One of my favorite ways to mentor and coach leaders is by allowing open discussions and encouraging questions about issues that are on their minds – current day, real life, practical questions.
So every once in a while I am going to address a question that I receive from another leader. I’m calling these our “REALity Questions,” so you’ll recognize it when I post a new REALity question!
I get a lot of value from the questions I’m asked. It gives me insight into what’s on the minds of fellow leaders. One thing I have learned along my leadership journey is that while the conditions of leading may ebb and flow, the content of leading changes very little. Here’s our first REALity question:
If you have a team full of “doers” – people who come in, make a daily task list, check each item off, and go home – is this a poor reflection of your leadership or just a different reflection of your leadership?
I believe if this happens on a day-in, day-out basis, it probably isn’t a good reflection on the leader. But a “doer” mentality is also a reflection of the teammate’s attitude and spirit to want to be more in life than a worker bee. Both the leader and the teammate have to put in to get something better than the average back out.
The leader is responsible for creating an environment that motivates people to want to give and be more for their team, their leader, and their company. If that sort of environment exists, it’s the employee’s responsibility to take advantage of it and make the most of it.
Let me clarify that getting tasks done is not a bad thing. It’s something we all have to do every day as part of our jobs. But the doing should be combined with growing. And growth happens when the leader encourages and allows his or her people to lead up and across. But the people have to be willing to grow. You see, growth is the responsibility of the leader and the follower. It’s a partnership.

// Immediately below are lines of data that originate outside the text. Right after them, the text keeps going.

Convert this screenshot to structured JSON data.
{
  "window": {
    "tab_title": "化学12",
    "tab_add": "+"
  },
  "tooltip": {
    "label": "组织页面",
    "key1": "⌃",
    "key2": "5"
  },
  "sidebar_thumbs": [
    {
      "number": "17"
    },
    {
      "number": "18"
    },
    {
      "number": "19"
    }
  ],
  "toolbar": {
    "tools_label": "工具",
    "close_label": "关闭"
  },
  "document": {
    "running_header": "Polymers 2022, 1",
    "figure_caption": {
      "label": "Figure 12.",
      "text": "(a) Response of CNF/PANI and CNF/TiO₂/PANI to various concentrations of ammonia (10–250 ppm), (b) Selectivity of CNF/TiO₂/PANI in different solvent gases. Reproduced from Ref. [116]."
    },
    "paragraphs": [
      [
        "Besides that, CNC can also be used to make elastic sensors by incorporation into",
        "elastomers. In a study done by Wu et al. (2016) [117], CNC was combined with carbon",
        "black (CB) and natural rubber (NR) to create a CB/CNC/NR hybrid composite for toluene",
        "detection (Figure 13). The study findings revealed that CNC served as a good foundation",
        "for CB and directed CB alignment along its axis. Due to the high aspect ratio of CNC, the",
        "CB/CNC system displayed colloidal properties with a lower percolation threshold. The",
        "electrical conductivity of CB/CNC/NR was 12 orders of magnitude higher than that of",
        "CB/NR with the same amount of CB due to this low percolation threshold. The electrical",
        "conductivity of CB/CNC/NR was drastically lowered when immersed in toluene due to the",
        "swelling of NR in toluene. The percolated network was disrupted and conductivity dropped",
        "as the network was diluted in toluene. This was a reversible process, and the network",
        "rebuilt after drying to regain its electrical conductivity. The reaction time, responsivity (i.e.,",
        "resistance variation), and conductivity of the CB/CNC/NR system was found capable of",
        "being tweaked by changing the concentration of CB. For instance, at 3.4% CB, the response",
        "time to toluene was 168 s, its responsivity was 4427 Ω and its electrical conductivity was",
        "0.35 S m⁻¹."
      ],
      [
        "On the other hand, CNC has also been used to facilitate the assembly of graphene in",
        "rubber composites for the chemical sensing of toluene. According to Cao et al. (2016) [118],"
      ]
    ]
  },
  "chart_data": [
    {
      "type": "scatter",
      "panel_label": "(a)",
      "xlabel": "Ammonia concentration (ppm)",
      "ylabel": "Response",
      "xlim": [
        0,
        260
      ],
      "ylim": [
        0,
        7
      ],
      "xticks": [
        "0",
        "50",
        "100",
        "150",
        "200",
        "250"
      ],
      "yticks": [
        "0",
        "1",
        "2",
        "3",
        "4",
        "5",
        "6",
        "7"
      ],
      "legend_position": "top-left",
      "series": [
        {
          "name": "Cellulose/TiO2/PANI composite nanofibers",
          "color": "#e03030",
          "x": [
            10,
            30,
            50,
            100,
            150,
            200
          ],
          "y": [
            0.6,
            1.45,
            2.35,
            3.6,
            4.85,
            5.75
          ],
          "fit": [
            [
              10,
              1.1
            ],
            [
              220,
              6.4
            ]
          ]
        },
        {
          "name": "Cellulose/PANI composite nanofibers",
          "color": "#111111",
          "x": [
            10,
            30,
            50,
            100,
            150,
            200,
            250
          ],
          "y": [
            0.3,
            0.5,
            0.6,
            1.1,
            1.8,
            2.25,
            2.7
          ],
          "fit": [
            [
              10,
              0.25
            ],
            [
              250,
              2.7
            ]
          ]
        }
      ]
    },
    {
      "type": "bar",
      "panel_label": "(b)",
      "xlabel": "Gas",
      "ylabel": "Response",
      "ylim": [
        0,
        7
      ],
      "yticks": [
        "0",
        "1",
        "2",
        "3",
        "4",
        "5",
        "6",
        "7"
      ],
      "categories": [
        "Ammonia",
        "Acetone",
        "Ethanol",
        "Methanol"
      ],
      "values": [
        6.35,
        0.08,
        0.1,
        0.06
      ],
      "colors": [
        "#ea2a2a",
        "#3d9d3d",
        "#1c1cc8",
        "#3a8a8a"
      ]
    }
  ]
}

A leader who wants many followers (or worker bees) will never reap the benefits of multiplied growth. That leader will always have to be the driver, which means he or she will become the lid that prevents greater growth of the people and the organization.